Open your newspaper any day of the week and you will find a report from somewhere in the world of someone being imprisoned, tortured or executed because his opinions are unacceptable to his government.

The forgotten prisoners

Peter did not start by building a big organisation. He encouraged small groups of people to adopt two or three prisoners and write letters asking for their release.

They aimed ‘to light a candle in the darkness’ surrounding the prisoners.


Did it work? In the first 25 years of its existence, Amnesty campaigned for over 30,000 prisoners, over which 25,000 were released. A labour organiser in the Dominican Republic wrote:

When the first two hundred letters came, the guards gave me back my clothes. 

Then the next two hundred letters came, and the prison director came to see me. 

When the next pile of letters arrived, the director got in touch with their superior.

The letters kept coming: three thousand of them. The President was informed.

The letters still kept arriving, and the President called the prison and told them to let me go.

Amnesty International continues to court controversy. But it still aims to bring hope by lighting a candle in the darkness.



Be Sociable, Share!

1 comment to B is for Peter Benenson: Giving Birth To Amnesty International

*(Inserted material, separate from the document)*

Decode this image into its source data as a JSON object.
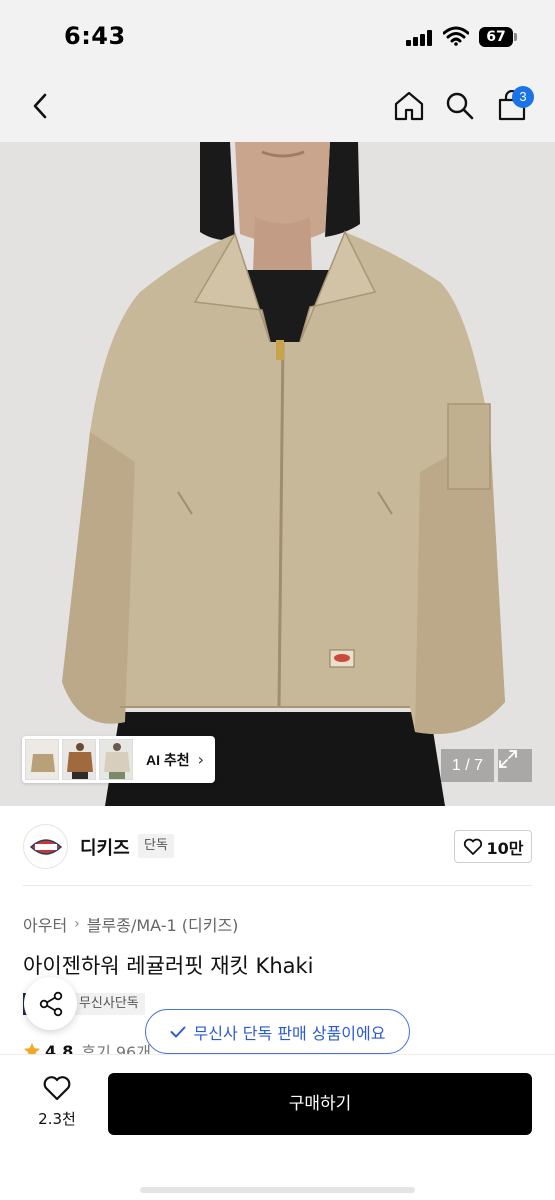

  • The Amnesty International report criticising the Ukrainian army for endangering its citizens’ lives misses the crucial point entirely. The Ukrainians are only taking whatever action they can to defend their citizens against the brutal and criminal invasion by Russia of its towns and villages. Peter Benenson would be turning in his grave at such a report bearing the name of Amnesty International, as would my father Ion Ratiu who was the proposer of the first ever Amnesty Intl prisoner of conscience, a Romanian priest – a report vigorously defended by Amnesty INTL’s Secretary General Agnes Callamard, but completely rejected by the Ukrainian head of Amnesty International. Tragically Amnesty International has brought shame on its name and history. Worse still the position it has taken has been massively and instantaneously exploited by Putin and those who speak for him

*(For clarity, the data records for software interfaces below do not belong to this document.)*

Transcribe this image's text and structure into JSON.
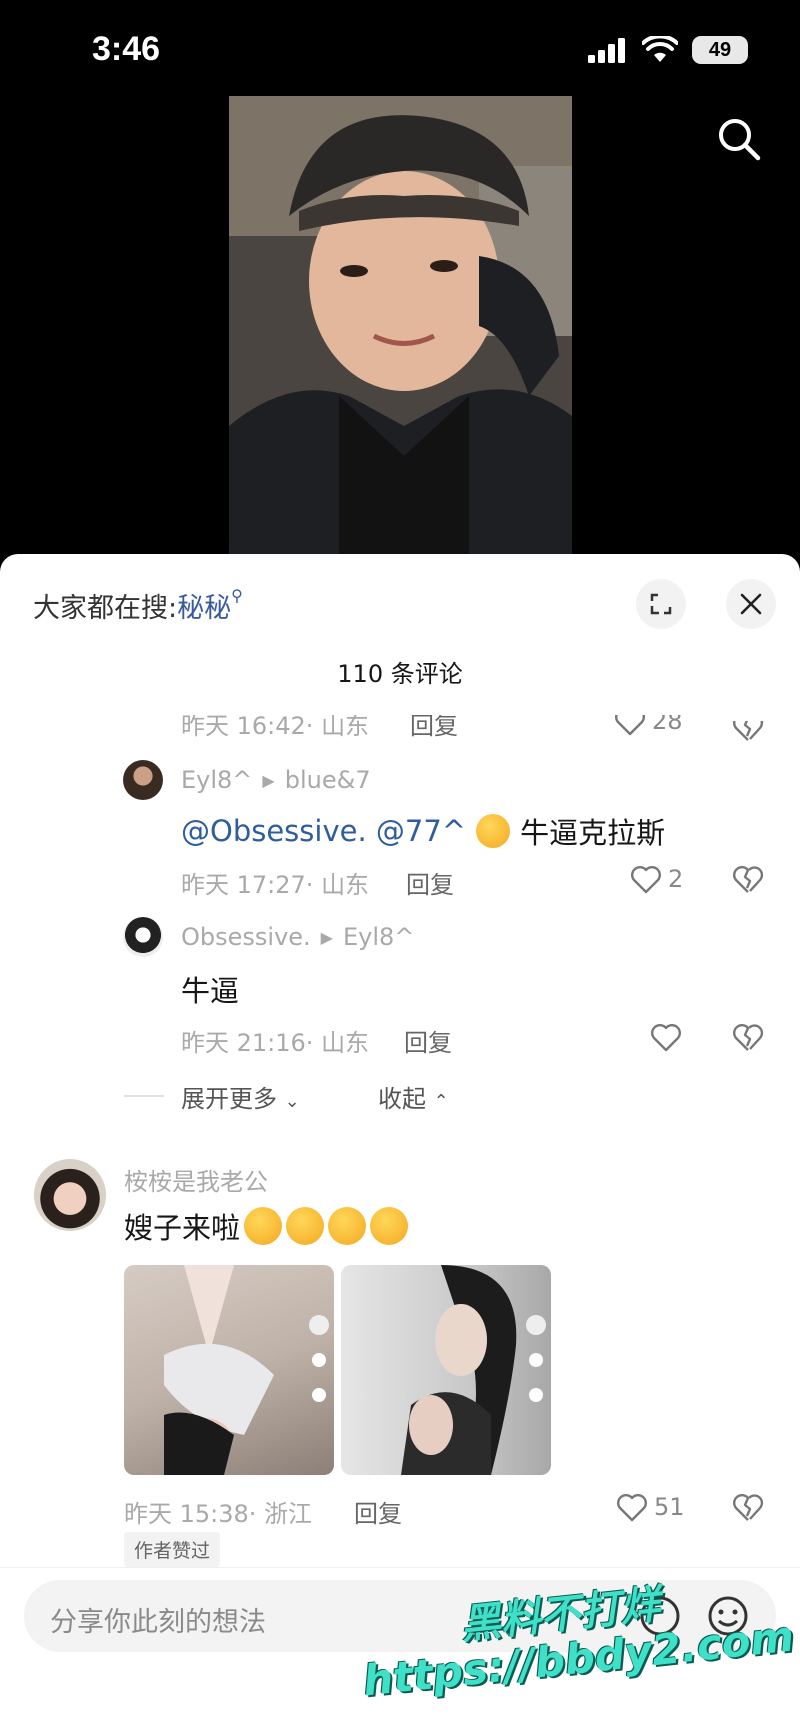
{
  "status_bar": {
    "time": "3:46",
    "battery": "49"
  },
  "sheet": {
    "hot_search_prefix": "大家都在搜:",
    "hot_search_keyword": "秘秘",
    "comment_count_title": "110 条评论"
  },
  "comments": [
    {
      "time": "昨天 16:42",
      "location": "山东",
      "reply": "回复",
      "likes": "28"
    },
    {
      "user": "Eyl8^",
      "reply_to": "blue&7",
      "mention_text": "@Obsessive. @77^",
      "text": "牛逼克拉斯",
      "time": "昨天 17:27",
      "location": "山东",
      "reply": "回复",
      "likes": "2"
    },
    {
      "user": "Obsessive.",
      "reply_to": "Eyl8^",
      "text": "牛逼",
      "time": "昨天 21:16",
      "location": "山东",
      "reply": "回复"
    },
    {
      "user": "桉桉是我老公",
      "text": "嫂子来啦",
      "time": "昨天 15:38",
      "location": "浙江",
      "reply": "回复",
      "likes": "51",
      "badge": "作者赞过"
    }
  ],
  "expand": {
    "more": "展开更多",
    "collapse": "收起"
  },
  "input": {
    "placeholder": "分享你此刻的想法"
  },
  "watermark": {
    "line1": "黑料不打烊",
    "line2": "https://bbdy2.com"
  },
  "colors": {
    "mention": "#2f5d9e",
    "watermark": "#3ee0c8"
  }
}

Leave a Reply

You can use these HTML tags

<a href="" title=""> <abbr title=""> <acronym title=""> <b> <blockquote cite=""> <cite> <code> <del datetime=""> <em> <i> <q cite=""> <s> <strike> <strong>